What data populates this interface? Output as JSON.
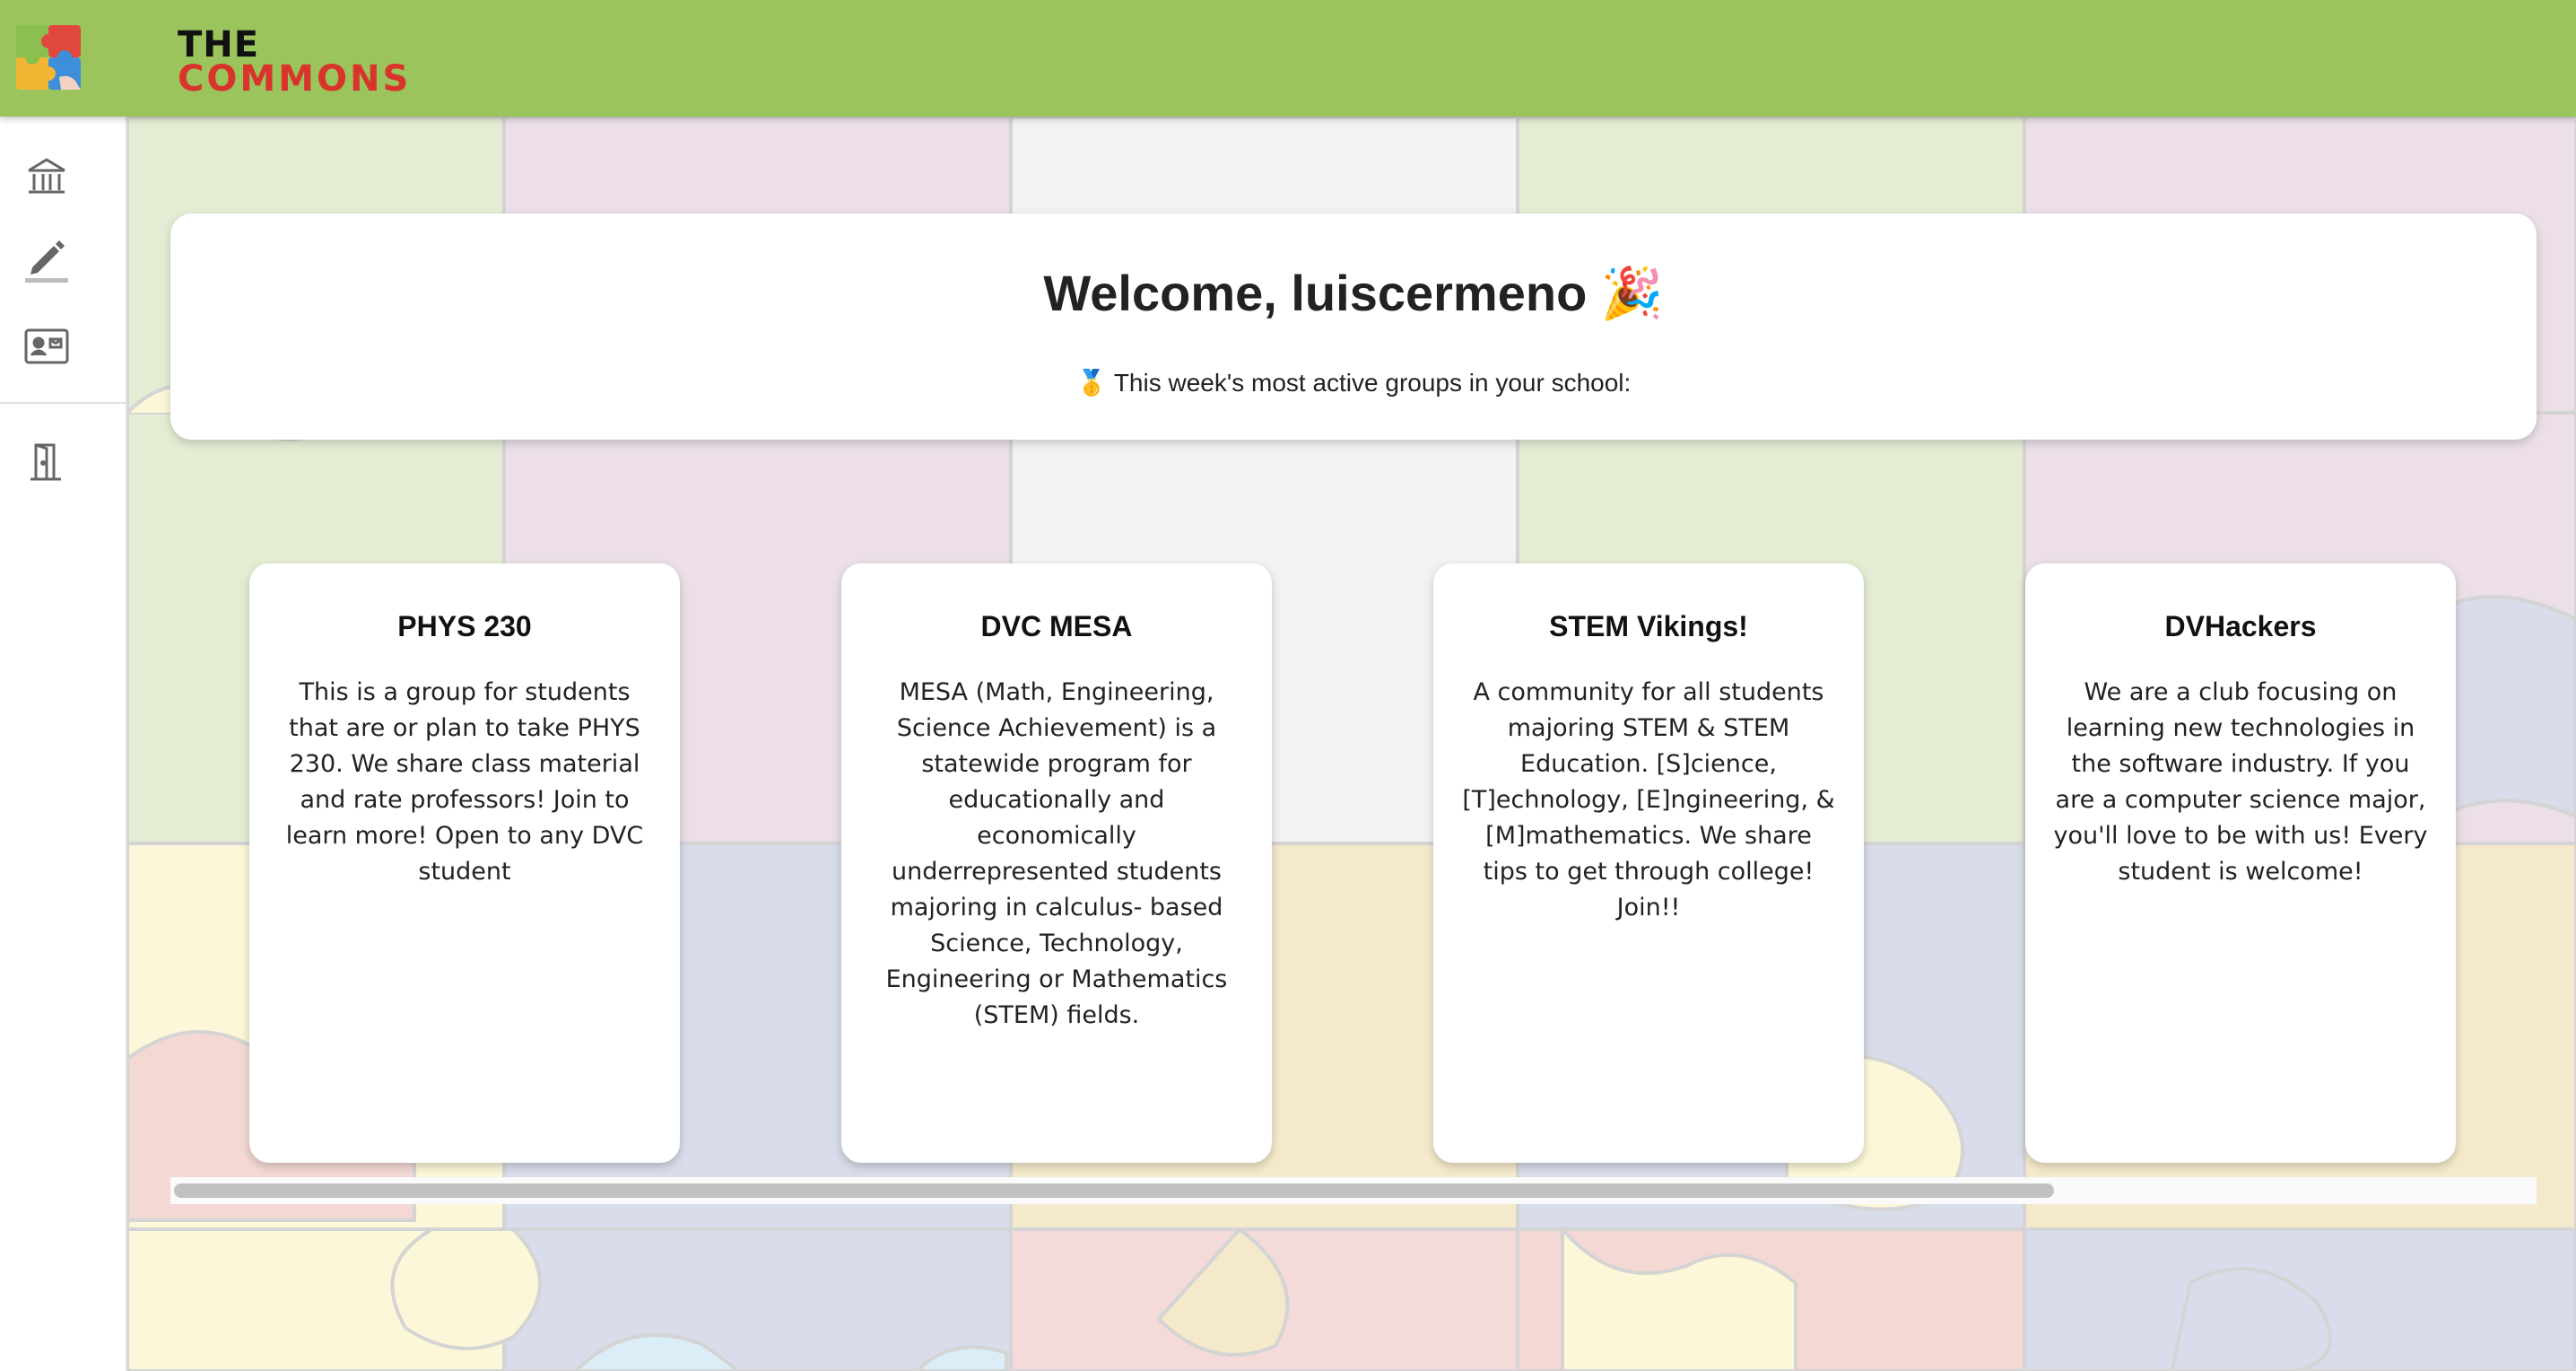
{
  "header": {
    "logo_icon": "puzzle-logo-icon",
    "wordmark_line1": "THE",
    "wordmark_line2": "COMMONS",
    "bar_color": "#9bc45c",
    "accent_red": "#d9342b"
  },
  "sidebar": {
    "items": [
      {
        "icon": "school-icon"
      },
      {
        "icon": "edit-pencil-icon"
      },
      {
        "icon": "contact-card-icon"
      },
      {
        "icon": "logout-door-icon"
      }
    ]
  },
  "welcome": {
    "title": "Welcome, luiscermeno 🎉",
    "subtitle": "🥇 This week's most active groups in your school:"
  },
  "groups": [
    {
      "title": "PHYS 230",
      "description": "This is a group for students that are or plan to take PHYS 230. We share class material and rate professors! Join to learn more! Open to any DVC student"
    },
    {
      "title": "DVC MESA",
      "description": "MESA (Math, Engineering, Science Achievement) is a statewide program for educationally and economically underrepresented students majoring in calculus- based Science, Technology, Engineering or Mathematics (STEM) fields."
    },
    {
      "title": "STEM Vikings!",
      "description": "A community for all students majoring STEM & STEM Education. [S]cience, [T]echnology, [E]ngineering, & [M]mathematics. We share tips to get through college! Join!!"
    },
    {
      "title": "DVHackers",
      "description": "We are a club focusing on learning new technologies in the software industry. If you are a computer science major, you'll love to be with us! Every student is welcome!"
    }
  ]
}
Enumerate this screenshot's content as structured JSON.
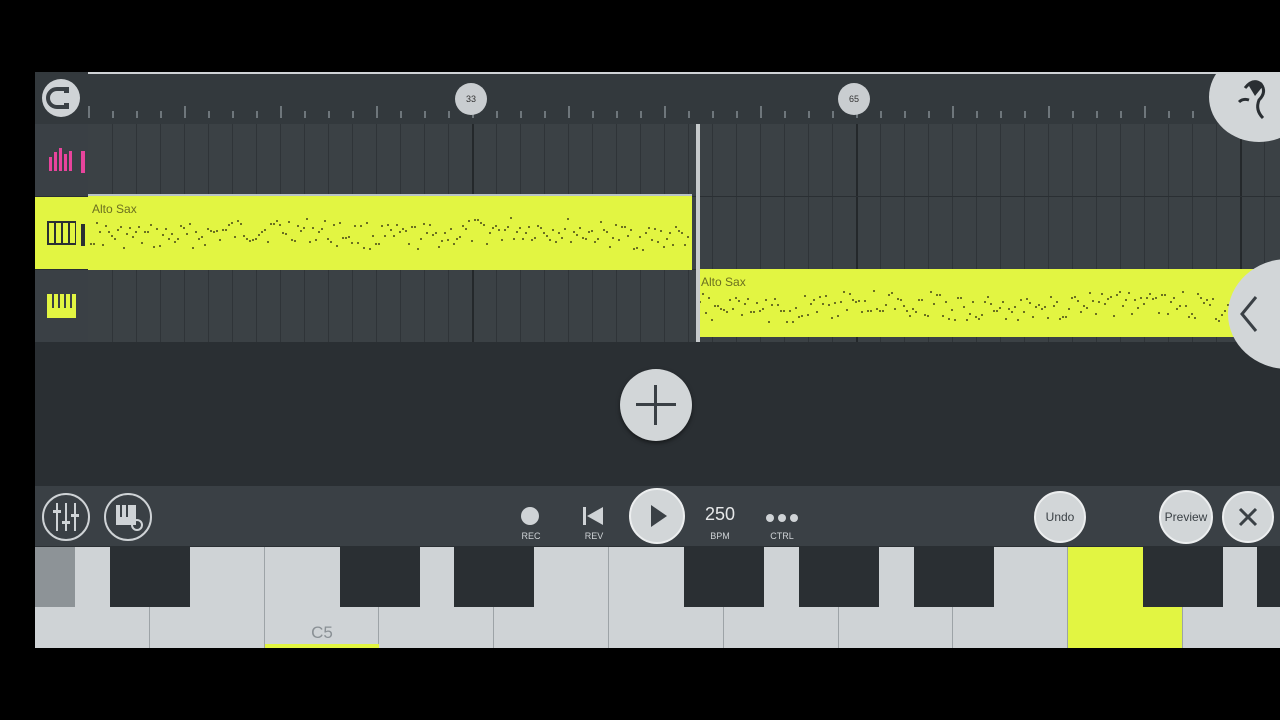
{
  "timeline": {
    "markers": [
      "33",
      "65"
    ]
  },
  "clips": [
    {
      "title": "Alto Sax"
    },
    {
      "title": "Alto Sax"
    }
  ],
  "toolbar": {
    "rec_label": "REC",
    "rev_label": "REV",
    "bpm_value": "250",
    "bpm_label": "BPM",
    "ctrl_label": "CTRL",
    "undo_label": "Undo",
    "preview_label": "Preview"
  },
  "keyboard": {
    "c5_label": "C5"
  },
  "colors": {
    "accent": "#e2f542",
    "panel": "#2a2f33",
    "pink_icon": "#e8449c"
  }
}
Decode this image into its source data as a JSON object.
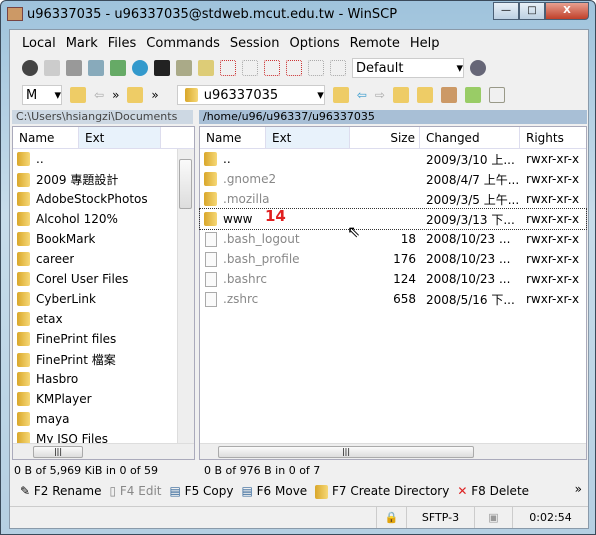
{
  "window": {
    "title": "u96337035 - u96337035@stdweb.mcut.edu.tw - WinSCP",
    "minimize": "—",
    "maximize": "□",
    "close": "X"
  },
  "menu": [
    "Local",
    "Mark",
    "Files",
    "Commands",
    "Session",
    "Options",
    "Remote",
    "Help"
  ],
  "toolbar": {
    "transfer_settings": "Default"
  },
  "left": {
    "drive": "M",
    "path": "C:\\Users\\hsiangzi\\Documents",
    "columns": [
      "Name",
      "Ext"
    ],
    "items": [
      "..",
      "2009 專題設計",
      "AdobeStockPhotos",
      "Alcohol 120%",
      "BookMark",
      "career",
      "Corel User Files",
      "CyberLink",
      "etax",
      "FinePrint files",
      "FinePrint 檔案",
      "Hasbro",
      "KMPlayer",
      "maya",
      "My ISO Files"
    ],
    "status": "0 B of 5,969 KiB in 0 of 59"
  },
  "right": {
    "dir": "u96337035",
    "path": "/home/u96/u96337/u96337035",
    "columns": [
      "Name",
      "Ext",
      "Size",
      "Changed",
      "Rights"
    ],
    "items": [
      {
        "name": "..",
        "size": "",
        "changed": "2009/3/10 上...",
        "rights": "rwxr-xr-x",
        "type": "up"
      },
      {
        "name": ".gnome2",
        "size": "",
        "changed": "2008/4/7 上午...",
        "rights": "rwxr-xr-x",
        "type": "folder"
      },
      {
        "name": ".mozilla",
        "size": "",
        "changed": "2009/3/5 上午...",
        "rights": "rwxr-xr-x",
        "type": "folder"
      },
      {
        "name": "www",
        "size": "",
        "changed": "2009/3/13 下...",
        "rights": "rwxr-xr-x",
        "type": "folder"
      },
      {
        "name": ".bash_logout",
        "size": "18",
        "changed": "2008/10/23 ...",
        "rights": "rwxr-xr-x",
        "type": "file"
      },
      {
        "name": ".bash_profile",
        "size": "176",
        "changed": "2008/10/23 ...",
        "rights": "rwxr-xr-x",
        "type": "file"
      },
      {
        "name": ".bashrc",
        "size": "124",
        "changed": "2008/10/23 ...",
        "rights": "rwxr-xr-x",
        "type": "file"
      },
      {
        "name": ".zshrc",
        "size": "658",
        "changed": "2008/5/16 下...",
        "rights": "rwxr-xr-x",
        "type": "file"
      }
    ],
    "status": "0 B of 976 B in 0 of 7"
  },
  "annotation": "14",
  "commands": [
    "F2 Rename",
    "F4 Edit",
    "F5 Copy",
    "F6 Move",
    "F7 Create Directory",
    "F8 Delete"
  ],
  "statusbar": {
    "protocol": "SFTP-3",
    "elapsed": "0:02:54"
  }
}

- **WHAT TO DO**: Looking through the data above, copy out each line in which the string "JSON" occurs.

- **SOLUTION TO THIS EXERCISE**:
What data populates this interface? Output as JSON.
Enumerate this screenshot's content as structured JSON.
Decode this image into its source data as a JSON object.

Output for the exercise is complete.